On May 21, 2018, my wife and I visited the former residence of Shigeru Yoshida in Oiso, Kanagawa prefecture, which is about 60 km south west of downtown Tokyo facing the Pacific Ocean. Taking this opportunity let me explain briefly who he was and what he did. He was short, wore glasses and oft-times seen with a cane and a cigar in hand. He has been described as both stubborn and arrogant though humorous who was determined to rebuild Japan and stood up to the occupying forces when necessary. But he was detested by his political opponents within and outside of the ruling party, simply because Yoshida did not show any respect for “old” political ways and means.
He was born to a rich family and became a career diplomat, serving several positions in China, before becoming in turn the deputy foreign minister, then the ambassador to Italy, followed by ambassador to the United Kingdom. He retired from diplomatic services just before the start of the war. When the war ended in 1945, he became foreign minister for a short period and then prime minister five times from 1948 to 1954. During his tenure, Yoshida elaborately set up a political inner group to which young and talented politicians, mostly ex-bureaucrats, were drawn. This inner group became the main stream of conservatives that kept power for decades.
Yoshida signing the Treaty of Peace with Japan in 1951 in San

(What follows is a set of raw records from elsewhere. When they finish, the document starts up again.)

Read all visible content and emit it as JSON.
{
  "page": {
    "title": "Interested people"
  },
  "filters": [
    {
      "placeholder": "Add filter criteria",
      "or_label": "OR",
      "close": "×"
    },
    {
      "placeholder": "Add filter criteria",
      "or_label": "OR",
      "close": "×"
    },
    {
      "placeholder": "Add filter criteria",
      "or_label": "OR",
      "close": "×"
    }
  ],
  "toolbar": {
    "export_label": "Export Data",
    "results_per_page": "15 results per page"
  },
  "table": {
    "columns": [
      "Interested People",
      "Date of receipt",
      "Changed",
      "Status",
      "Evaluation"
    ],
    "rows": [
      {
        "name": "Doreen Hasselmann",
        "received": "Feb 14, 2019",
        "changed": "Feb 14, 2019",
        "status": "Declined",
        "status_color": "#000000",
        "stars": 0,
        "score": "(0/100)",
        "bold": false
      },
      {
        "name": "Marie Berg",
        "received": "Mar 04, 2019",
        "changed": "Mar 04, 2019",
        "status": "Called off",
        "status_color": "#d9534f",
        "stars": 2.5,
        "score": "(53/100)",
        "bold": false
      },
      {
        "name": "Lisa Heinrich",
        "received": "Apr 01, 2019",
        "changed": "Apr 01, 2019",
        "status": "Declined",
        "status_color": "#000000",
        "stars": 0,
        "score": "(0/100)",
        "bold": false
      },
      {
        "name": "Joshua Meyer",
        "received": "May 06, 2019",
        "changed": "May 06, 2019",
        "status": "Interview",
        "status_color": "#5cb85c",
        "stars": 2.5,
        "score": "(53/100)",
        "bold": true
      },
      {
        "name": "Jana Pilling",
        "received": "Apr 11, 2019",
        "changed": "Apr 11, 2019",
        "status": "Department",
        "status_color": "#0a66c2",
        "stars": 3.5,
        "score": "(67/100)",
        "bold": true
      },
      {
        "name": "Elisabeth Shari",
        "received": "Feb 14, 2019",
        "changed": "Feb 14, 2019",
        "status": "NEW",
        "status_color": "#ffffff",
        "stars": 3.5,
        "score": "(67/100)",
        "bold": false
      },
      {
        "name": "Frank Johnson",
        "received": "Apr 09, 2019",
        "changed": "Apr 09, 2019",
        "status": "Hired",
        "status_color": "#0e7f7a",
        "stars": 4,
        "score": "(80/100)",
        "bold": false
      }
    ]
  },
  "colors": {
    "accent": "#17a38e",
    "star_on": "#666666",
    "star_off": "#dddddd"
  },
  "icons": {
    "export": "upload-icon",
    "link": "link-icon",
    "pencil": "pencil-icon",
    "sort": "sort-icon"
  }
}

Francisco, the USA, heralding the resurgence of Japan in the
international theater and ending the occupation of the allied forces